Supplied data:

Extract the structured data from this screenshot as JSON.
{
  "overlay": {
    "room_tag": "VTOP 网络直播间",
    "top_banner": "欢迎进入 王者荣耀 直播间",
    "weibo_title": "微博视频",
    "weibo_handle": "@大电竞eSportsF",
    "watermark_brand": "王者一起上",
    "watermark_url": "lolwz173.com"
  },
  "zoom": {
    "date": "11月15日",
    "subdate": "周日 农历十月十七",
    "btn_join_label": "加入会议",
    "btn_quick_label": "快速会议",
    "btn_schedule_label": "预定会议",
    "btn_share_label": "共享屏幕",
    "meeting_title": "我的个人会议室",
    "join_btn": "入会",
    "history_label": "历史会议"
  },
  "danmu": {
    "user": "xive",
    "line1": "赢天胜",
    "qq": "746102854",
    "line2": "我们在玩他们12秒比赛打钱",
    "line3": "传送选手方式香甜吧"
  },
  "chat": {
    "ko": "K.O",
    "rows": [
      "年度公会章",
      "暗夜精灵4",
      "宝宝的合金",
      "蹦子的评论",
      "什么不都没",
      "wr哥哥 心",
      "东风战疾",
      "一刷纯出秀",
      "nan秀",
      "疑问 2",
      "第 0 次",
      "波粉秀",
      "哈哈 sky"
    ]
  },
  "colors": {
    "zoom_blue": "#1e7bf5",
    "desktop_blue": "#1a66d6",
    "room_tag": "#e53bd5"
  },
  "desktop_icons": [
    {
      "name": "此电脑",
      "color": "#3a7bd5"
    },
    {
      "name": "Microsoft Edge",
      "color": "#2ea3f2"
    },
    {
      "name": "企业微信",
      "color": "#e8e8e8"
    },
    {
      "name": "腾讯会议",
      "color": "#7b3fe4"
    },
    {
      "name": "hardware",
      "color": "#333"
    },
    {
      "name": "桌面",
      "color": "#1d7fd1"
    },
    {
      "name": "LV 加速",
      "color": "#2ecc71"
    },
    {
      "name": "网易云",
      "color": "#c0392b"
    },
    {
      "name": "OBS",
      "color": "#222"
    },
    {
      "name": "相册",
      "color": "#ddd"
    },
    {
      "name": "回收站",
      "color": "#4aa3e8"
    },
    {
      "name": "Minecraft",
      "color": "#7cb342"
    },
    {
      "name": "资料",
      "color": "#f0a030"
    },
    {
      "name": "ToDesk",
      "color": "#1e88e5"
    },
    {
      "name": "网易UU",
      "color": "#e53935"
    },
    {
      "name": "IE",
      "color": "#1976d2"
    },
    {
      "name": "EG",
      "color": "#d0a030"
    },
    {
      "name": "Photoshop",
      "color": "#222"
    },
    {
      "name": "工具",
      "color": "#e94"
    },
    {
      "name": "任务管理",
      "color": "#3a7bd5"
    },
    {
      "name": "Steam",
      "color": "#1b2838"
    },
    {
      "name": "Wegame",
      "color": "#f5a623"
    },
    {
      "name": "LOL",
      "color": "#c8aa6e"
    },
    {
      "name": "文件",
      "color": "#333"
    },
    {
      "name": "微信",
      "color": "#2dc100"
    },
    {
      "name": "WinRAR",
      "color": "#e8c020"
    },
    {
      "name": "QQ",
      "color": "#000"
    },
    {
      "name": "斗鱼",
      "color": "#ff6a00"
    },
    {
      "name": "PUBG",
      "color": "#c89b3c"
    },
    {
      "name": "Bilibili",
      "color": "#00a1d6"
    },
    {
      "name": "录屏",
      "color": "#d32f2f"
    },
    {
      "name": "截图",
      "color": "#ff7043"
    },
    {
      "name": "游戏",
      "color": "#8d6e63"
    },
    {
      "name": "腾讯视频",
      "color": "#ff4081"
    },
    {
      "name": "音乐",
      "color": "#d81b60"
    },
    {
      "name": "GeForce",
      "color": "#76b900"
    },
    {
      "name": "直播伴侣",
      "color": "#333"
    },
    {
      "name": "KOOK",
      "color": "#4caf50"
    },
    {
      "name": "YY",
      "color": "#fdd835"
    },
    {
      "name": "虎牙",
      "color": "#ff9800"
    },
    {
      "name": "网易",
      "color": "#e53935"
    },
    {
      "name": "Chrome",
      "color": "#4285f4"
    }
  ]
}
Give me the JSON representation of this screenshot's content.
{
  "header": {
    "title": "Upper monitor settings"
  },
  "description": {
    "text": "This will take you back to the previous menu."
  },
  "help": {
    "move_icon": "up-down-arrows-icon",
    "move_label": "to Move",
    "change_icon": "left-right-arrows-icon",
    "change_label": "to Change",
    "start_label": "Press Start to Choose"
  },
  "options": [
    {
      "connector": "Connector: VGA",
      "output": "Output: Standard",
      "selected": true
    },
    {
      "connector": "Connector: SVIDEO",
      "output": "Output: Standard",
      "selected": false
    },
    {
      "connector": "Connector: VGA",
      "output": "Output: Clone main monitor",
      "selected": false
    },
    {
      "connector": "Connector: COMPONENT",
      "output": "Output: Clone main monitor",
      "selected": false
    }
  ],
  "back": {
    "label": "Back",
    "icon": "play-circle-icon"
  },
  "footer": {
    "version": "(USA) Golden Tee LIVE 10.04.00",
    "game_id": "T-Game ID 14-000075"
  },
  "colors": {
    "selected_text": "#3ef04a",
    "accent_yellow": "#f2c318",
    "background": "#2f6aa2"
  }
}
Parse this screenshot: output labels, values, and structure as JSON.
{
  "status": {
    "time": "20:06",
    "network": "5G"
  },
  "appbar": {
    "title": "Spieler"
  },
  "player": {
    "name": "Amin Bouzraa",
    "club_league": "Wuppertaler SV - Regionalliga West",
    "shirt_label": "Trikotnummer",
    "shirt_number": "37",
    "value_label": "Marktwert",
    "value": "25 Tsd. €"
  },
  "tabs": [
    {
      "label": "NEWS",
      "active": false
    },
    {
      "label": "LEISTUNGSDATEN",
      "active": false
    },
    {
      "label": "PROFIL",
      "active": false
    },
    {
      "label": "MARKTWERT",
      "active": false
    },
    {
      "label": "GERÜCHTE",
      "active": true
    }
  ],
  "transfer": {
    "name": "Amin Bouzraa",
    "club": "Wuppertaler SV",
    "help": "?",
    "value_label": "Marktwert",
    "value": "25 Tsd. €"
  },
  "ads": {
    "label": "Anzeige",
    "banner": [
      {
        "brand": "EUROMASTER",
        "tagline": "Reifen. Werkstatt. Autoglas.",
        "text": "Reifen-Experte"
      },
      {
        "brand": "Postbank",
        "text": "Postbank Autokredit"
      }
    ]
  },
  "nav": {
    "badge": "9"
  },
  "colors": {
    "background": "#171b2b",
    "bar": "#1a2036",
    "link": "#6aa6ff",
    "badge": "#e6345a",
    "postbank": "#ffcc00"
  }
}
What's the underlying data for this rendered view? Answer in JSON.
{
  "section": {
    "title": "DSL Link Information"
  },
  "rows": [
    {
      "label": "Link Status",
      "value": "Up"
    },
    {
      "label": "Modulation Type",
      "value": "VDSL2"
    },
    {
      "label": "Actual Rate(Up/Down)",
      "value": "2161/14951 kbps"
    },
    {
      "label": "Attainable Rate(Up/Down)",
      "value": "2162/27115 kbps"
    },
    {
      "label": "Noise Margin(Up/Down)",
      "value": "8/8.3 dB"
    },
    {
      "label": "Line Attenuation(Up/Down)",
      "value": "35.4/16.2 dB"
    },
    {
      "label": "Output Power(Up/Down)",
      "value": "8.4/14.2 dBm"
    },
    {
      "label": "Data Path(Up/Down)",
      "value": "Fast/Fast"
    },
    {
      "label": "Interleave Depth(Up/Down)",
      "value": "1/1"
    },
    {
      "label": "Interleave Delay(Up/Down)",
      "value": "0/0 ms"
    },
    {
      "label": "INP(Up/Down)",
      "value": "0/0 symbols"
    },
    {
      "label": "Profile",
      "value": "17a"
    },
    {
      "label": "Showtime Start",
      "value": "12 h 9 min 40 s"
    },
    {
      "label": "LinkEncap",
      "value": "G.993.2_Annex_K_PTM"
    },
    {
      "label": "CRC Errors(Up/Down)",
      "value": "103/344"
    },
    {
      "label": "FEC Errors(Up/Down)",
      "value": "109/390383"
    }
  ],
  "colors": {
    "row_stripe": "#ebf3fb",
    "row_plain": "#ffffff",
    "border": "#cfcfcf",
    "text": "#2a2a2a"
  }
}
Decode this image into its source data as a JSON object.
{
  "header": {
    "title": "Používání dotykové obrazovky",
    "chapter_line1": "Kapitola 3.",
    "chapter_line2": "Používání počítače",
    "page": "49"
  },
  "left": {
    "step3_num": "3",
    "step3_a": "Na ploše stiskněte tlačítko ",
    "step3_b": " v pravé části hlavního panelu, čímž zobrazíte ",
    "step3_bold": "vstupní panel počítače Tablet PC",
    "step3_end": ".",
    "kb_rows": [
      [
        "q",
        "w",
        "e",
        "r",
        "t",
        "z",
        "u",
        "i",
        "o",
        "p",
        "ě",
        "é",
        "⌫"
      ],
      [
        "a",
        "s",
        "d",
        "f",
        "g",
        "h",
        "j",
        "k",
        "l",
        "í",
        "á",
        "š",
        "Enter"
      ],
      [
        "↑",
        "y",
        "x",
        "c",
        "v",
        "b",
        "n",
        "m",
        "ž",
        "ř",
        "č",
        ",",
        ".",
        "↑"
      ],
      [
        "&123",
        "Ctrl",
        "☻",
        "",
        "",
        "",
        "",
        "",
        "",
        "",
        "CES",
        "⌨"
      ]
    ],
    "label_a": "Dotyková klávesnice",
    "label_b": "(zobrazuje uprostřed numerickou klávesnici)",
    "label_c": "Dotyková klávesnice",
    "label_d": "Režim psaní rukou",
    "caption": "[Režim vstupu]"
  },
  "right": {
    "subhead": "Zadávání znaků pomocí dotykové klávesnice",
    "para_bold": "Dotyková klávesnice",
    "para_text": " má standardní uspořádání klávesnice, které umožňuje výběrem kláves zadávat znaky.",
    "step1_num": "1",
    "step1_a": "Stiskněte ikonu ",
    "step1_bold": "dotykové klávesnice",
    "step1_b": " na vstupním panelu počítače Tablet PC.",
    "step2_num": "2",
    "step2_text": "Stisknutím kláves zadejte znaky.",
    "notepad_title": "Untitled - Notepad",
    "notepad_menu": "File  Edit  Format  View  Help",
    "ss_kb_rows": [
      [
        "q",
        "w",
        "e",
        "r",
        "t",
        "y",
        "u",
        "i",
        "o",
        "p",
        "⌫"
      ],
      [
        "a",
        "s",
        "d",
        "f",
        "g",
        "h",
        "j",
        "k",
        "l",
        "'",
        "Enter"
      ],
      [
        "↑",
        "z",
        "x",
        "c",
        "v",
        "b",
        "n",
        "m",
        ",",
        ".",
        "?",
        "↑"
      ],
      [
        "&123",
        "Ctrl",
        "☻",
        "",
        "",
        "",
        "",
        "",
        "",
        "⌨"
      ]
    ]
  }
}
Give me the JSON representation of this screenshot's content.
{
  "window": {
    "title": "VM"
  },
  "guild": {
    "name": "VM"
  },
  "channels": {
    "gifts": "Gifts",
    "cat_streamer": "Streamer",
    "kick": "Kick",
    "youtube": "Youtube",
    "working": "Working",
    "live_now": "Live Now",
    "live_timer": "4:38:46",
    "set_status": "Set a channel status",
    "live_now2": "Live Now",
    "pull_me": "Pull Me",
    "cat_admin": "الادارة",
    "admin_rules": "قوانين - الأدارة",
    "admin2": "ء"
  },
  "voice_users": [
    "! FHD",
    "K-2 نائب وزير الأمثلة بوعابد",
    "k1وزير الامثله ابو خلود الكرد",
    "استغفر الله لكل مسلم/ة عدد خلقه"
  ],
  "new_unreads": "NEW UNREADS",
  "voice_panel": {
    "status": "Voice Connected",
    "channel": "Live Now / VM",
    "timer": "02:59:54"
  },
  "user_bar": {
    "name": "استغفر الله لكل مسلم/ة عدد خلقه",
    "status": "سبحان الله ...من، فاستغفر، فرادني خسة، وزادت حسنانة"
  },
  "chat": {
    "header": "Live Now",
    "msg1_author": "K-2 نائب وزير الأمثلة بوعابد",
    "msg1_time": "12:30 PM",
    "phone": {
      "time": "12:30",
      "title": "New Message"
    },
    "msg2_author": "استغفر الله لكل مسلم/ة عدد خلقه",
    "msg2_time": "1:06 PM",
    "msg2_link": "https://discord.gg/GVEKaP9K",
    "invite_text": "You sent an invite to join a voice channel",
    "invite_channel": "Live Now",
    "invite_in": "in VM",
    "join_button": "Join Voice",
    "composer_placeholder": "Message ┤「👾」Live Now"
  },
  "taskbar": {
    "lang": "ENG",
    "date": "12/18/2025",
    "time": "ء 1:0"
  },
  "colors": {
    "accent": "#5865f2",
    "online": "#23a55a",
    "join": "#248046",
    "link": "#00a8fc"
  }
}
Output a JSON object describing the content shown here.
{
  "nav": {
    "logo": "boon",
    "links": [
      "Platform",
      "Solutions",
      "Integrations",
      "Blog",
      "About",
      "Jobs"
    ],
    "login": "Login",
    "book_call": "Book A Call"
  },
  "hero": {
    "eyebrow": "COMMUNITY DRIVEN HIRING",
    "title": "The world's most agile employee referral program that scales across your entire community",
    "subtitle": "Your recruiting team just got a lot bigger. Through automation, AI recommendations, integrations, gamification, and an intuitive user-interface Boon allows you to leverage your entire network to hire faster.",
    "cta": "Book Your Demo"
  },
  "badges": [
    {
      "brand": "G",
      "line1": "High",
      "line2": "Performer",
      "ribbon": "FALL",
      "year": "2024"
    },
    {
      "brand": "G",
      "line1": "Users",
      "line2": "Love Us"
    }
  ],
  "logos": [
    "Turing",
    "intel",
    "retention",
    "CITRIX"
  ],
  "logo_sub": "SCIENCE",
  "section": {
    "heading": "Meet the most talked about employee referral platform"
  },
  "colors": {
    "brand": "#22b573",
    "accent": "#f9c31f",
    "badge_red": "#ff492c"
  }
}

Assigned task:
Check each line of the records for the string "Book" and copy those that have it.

Answer box:
    "book_call": "Book A Call"
    "cta": "Book Your Demo"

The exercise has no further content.